On Tuesday of Holy Week, I will attend the Chrism Mass for the Archdiocese of Boston. At that Mass, Cardinal Sean O'Malley will consecrate the three Sacred Oils--the Oil of Catechumens, the Oil of the Sick, and the Sacred Chrism--that will be used throughout the Archdiocese for the coming year. The fact that the bishop consecrates the oils that are used throughout the whole Archdiocese connects him in a particular way to all of the sacraments that take place in every parish. The Chrism Mass shows forth the communion of the whole Church. We are members of the one Body of Christ.
All of the old oils are burned this week and from the Chrism Mass on, the newly consecrated oils will be used for the coming year. Tonight, on the eve of the Chrism Mass, I used the old Chrism one last time. I confirmed Matthew John on the Monday of Holy week.
While in the sacristy of church before the 6:30pm Mass, I took a phone call from the hospital. It was 6:26pm. A beautiful family from my parish was in great distress. During labor, some tragedy occurred and a seemingly healthy little baby boy stopped breathing, was resuscitated, but was in very grave condition. My parishioners understood why I needed to move the 6:30pm Mass along. We prayed for Matthew John and by 6:55pm, I was at the hospital with a grieving family, a grieving hospital staff, and a very beautiful but very sick little infant boy.

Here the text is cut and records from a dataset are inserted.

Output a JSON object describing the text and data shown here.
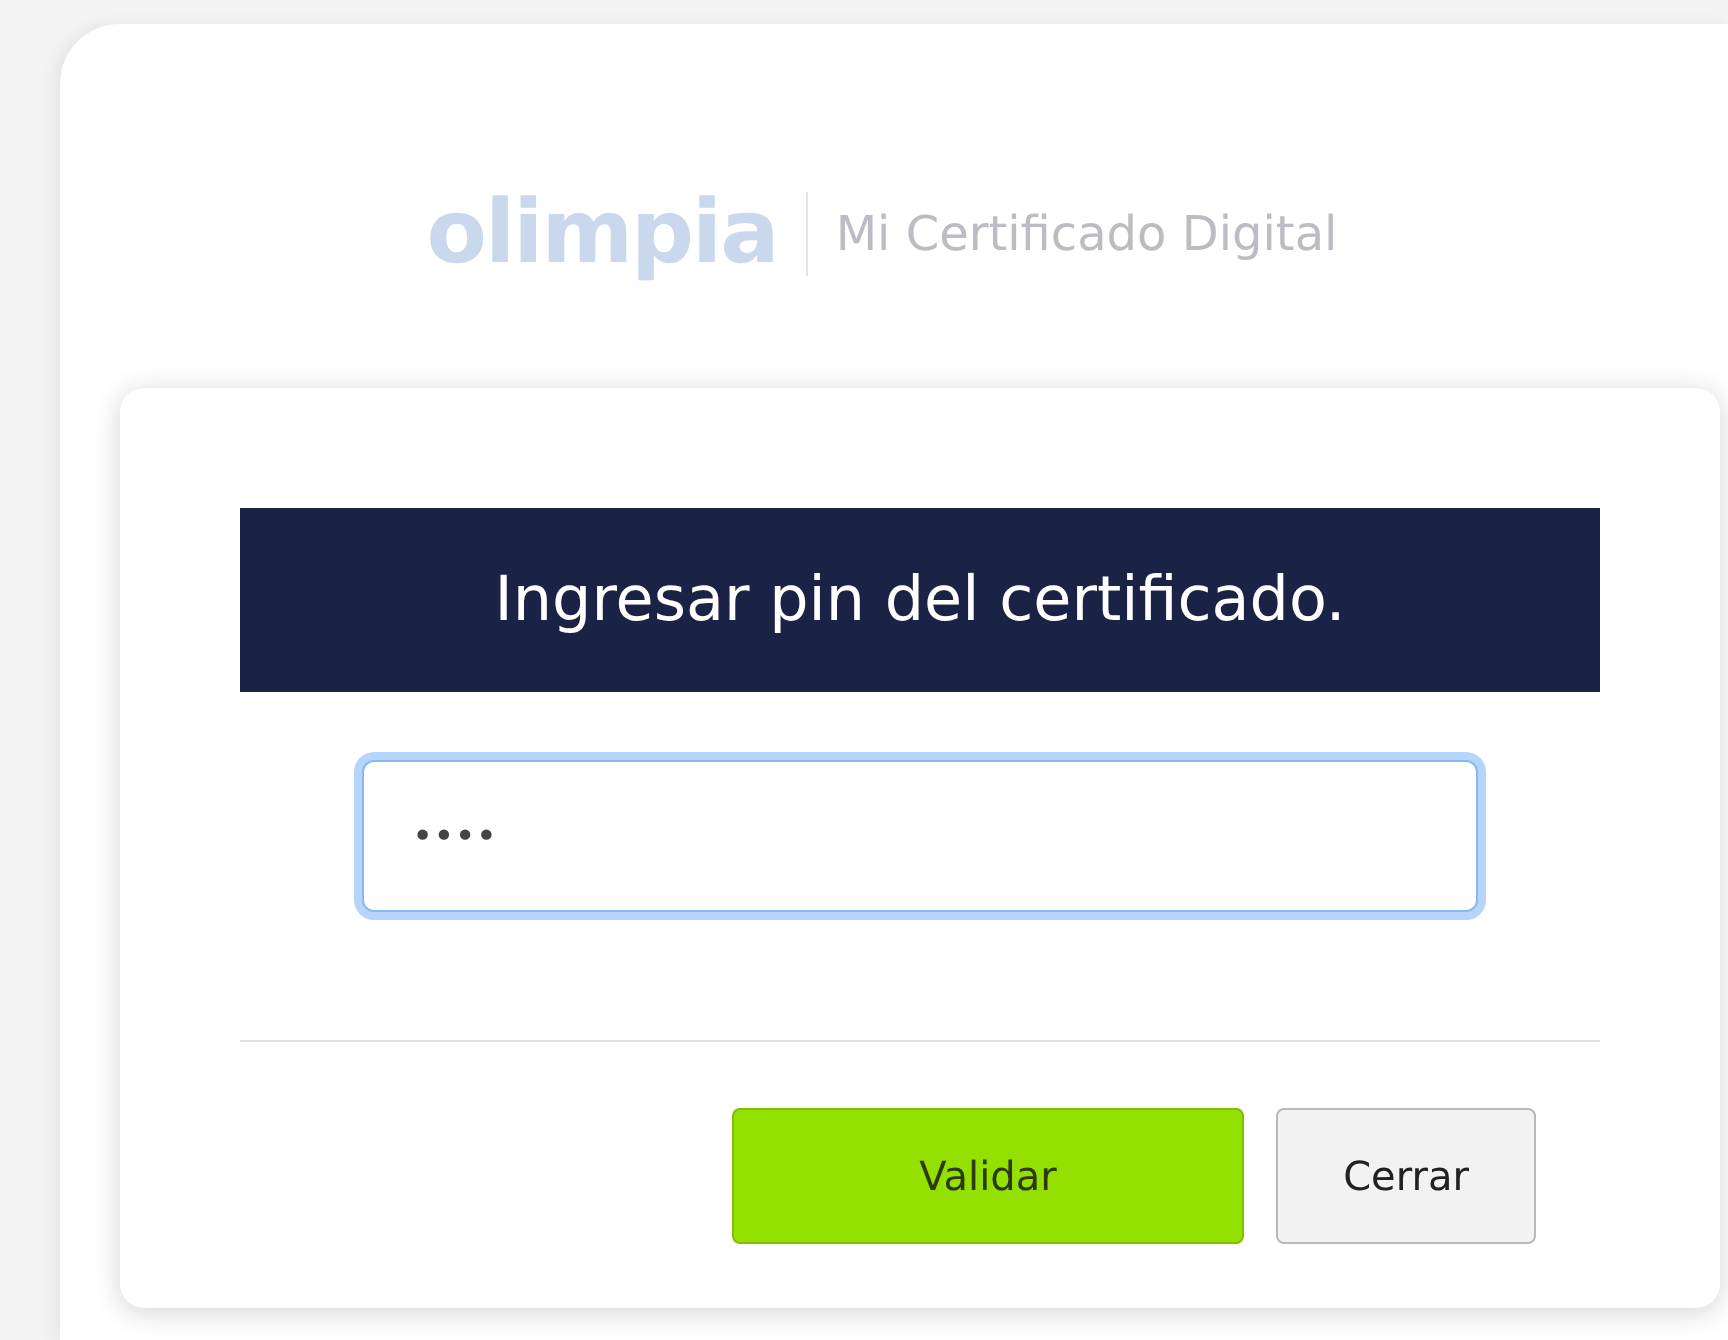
{
  "header": {
    "logo": "olimpia",
    "subtitle": "Mi Certificado Digital"
  },
  "dialog": {
    "title": "Ingresar pin del certificado.",
    "pin_field": {
      "value": "••••",
      "focused": true
    },
    "buttons": [
      {
        "label": "Validar",
        "kind": "primary"
      },
      {
        "label": "Cerrar",
        "kind": "secondary"
      }
    ]
  }
}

We professed the Faith together, and then I had the privilege to say, "Matthew John, I baptize you in the Name of the Father, and of the Son, and of the Holy Spirit." Then, almost exactly a year to the day that the Archbishop consecrated the Chrism, I anointed Matthew John and administered the Sacrament of Confirmation. He is a member of the Body of Christ.
I sent out word that this baby and his parents needed prayers. The Body of Christ began praying. High School students in my parish Religious Education program stopped class and prayed the Rosary for them. Facebook messages all promised prayers for Matthew John and his parents. A small group of parishioners came to church and prayed the Rosary with me at 8pm.

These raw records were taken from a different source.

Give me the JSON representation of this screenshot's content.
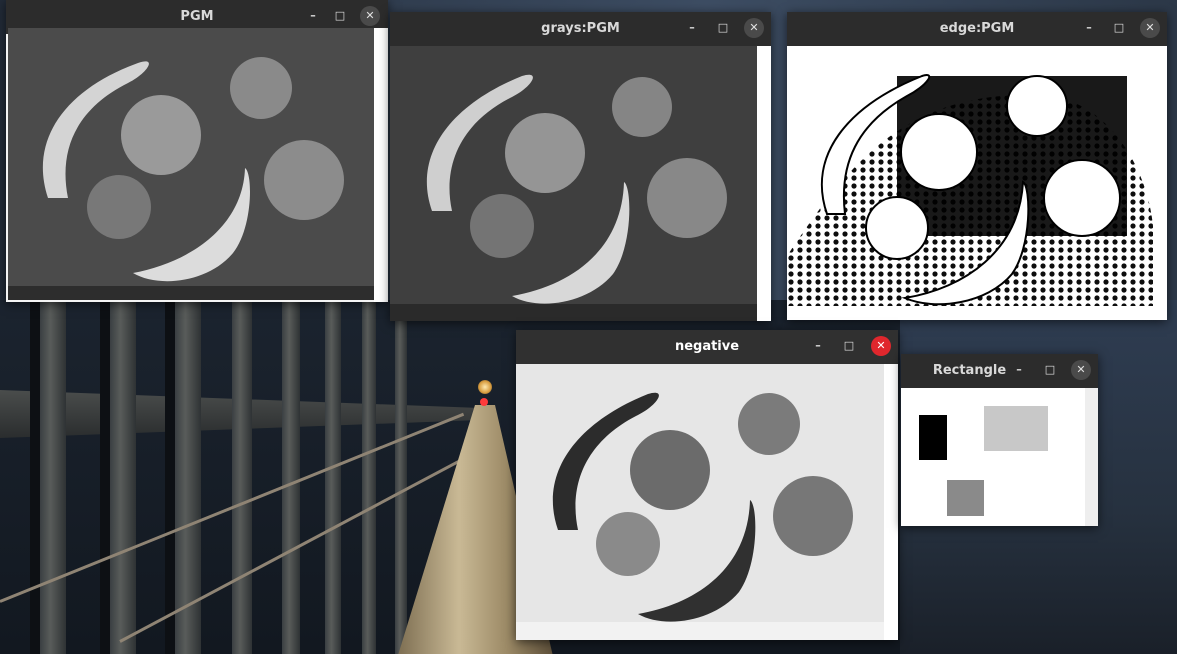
{
  "windows": {
    "pgm": {
      "title": "PGM"
    },
    "grays": {
      "title": "grays:PGM"
    },
    "edge": {
      "title": "edge:PGM"
    },
    "negative": {
      "title": "negative"
    },
    "rectangle": {
      "title": "Rectangle"
    }
  },
  "controls": {
    "minimize": "–",
    "maximize": "□",
    "close": "✕"
  },
  "colors": {
    "titlebar": "#2c2c2c",
    "close_active": "#e0272d"
  },
  "icons": [
    "minimize-icon",
    "maximize-icon",
    "close-icon"
  ]
}
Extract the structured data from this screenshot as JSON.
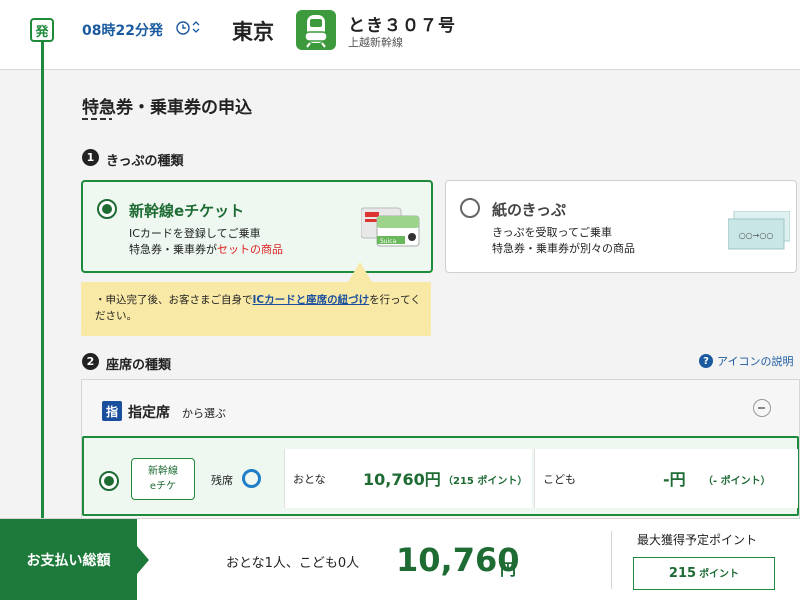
{
  "header": {
    "departure_badge": "発",
    "departure_time": "08時22分発",
    "station": "東京",
    "train_name": "とき３０７号",
    "train_line": "上越新幹線"
  },
  "page_title": "特急券・乗車券の申込",
  "ticket_type": {
    "step": "1",
    "label": "きっぷの種類",
    "options": [
      {
        "title": "新幹線eチケット",
        "desc_line1": "ICカードを登録してご乗車",
        "desc_line2_prefix": "特急券・乗車券が",
        "desc_line2_highlight": "セットの商品",
        "selected": true,
        "card_logo": "Suica"
      },
      {
        "title": "紙のきっぷ",
        "desc_line1": "きっぷを受取ってご乗車",
        "desc_line2": "特急券・乗車券が別々の商品",
        "selected": false,
        "ticket_text": "○○→○○"
      }
    ],
    "note_prefix": "・申込完了後、お客さまご自身で",
    "note_link": "ICカードと座席の紐づけ",
    "note_suffix": "を行ってください。"
  },
  "seat_type": {
    "step": "2",
    "label": "座席の種類",
    "help_link": "アイコンの説明",
    "section_icon": "指",
    "section_title": "指定席",
    "section_sub": "から選ぶ",
    "row": {
      "type_line1": "新幹線",
      "type_line2": "eチケ",
      "vacancy_label": "残席",
      "adult_label": "おとな",
      "adult_price": "10,760円",
      "adult_points": "（215 ポイント）",
      "child_label": "こども",
      "child_price": "-円",
      "child_points": "（- ポイント）"
    }
  },
  "footer": {
    "total_label": "お支払い総額",
    "passengers": "おとな1人、こども0人",
    "total_amount": "10,760",
    "total_unit": "円",
    "points_title": "最大獲得予定ポイント",
    "points_value": "215",
    "points_unit": "ポイント"
  },
  "colors": {
    "accent_green": "#1e8a3c",
    "dark_green": "#1e6b34",
    "link_blue": "#1a5a9e",
    "note_yellow": "#f9e9a6",
    "highlight_red": "#dd2222"
  },
  "icons": [
    "clock-icon",
    "sort-icon",
    "train-icon",
    "help-icon",
    "collapse-icon",
    "vacancy-icon"
  ]
}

The Chrism binds us together. It binds us to Christ in Baptism, Confirmation, and in Holy Orders. The Chrism binds us together into the Body of Christ. It binds us together in Baptism and Confirmation. It binds priests together in the presbyterate and with the bishop. It binds Matthew John to me, to the bishop, and to the whole Body of Christ.

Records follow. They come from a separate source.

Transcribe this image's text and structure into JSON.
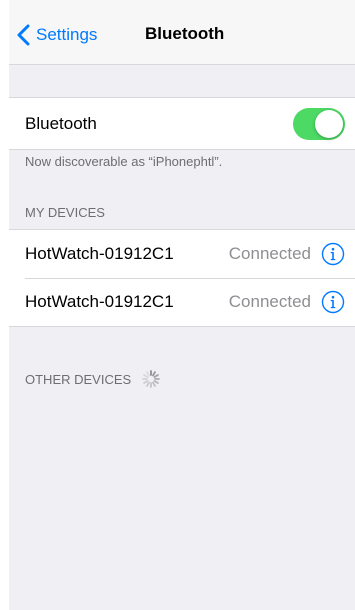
{
  "nav": {
    "back_label": "Settings",
    "title": "Bluetooth"
  },
  "bluetooth": {
    "label": "Bluetooth",
    "enabled": true,
    "discoverable_text": "Now discoverable as “iPhonephtl”."
  },
  "my_devices": {
    "header": "MY DEVICES",
    "items": [
      {
        "name": "HotWatch-01912C1",
        "status": "Connected"
      },
      {
        "name": "HotWatch-01912C1",
        "status": "Connected"
      }
    ]
  },
  "other_devices": {
    "header": "OTHER DEVICES"
  },
  "colors": {
    "accent": "#007aff",
    "toggle_on": "#4cd964",
    "background": "#efeff4",
    "secondary_text": "#8e8e93"
  }
}
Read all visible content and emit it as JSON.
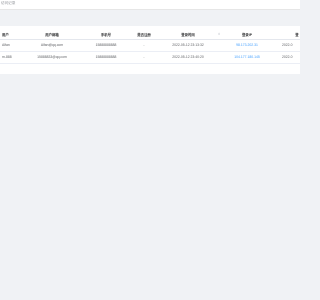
{
  "page": {
    "title": "访问记录"
  },
  "table": {
    "columns": {
      "user": "用户",
      "email": "用户邮箱",
      "phone": "手机号",
      "register": "是否注册",
      "time": "登录时间",
      "ip": "登录IP",
      "extra": "登"
    },
    "rows": [
      {
        "user": "Alfan",
        "email": "Alfan@qq.com",
        "phone": "15888888888",
        "register": "-",
        "time": "2022-05-12 23:13:32",
        "ip": "98.173.202.31",
        "extra": "2022-0"
      },
      {
        "user": "m-888",
        "email": "15888833@qq.com",
        "phone": "15888888888",
        "register": "-",
        "time": "2022-05-12 23:40:20",
        "ip": "104.177.180.145",
        "extra": "2022-0"
      }
    ]
  },
  "colors": {
    "link": "#409eff",
    "background": "#f0f2f5"
  }
}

Whether we were Christians or not, such a tragedy would bind us together because of our common humanity. But the Chrism binds us together differently. This baby and his family are part of the Body of Christ. Frankly, I'm too exhausted right now to think about what that all means or to write coherently about it. But, I'm grateful for the Chrism. I'm grateful that there are Sacraments that touch far deeper than any medicine can. I'm grateful that a beautiful baby and his family are bound closely to Christ and to His Body, the Church. I'm grateful that because of the Chrism, I could witness the beautiful faith of these people in the midst of so much sorrow. I'm grateful that whatever happened on Calvary and whatever happened in the Upper Room on Holy Thursday and on Pentecost is able to reach us here and now through the Chrism.
Whatever happens in the coming hours, Matthew John is bound to Christ's saving Passion, Death, and Resurrection through the Sacred Chrism. He is bound to all of us who are members of the one Body of Christ. He is bound inseparably to Christ through the Sacraments of the Church. That is our consolation tonight. Matthew John and all of us are bound to the Savior through the power of the Sacred Chrism.
(Please pray for Matthew and his beautiful family).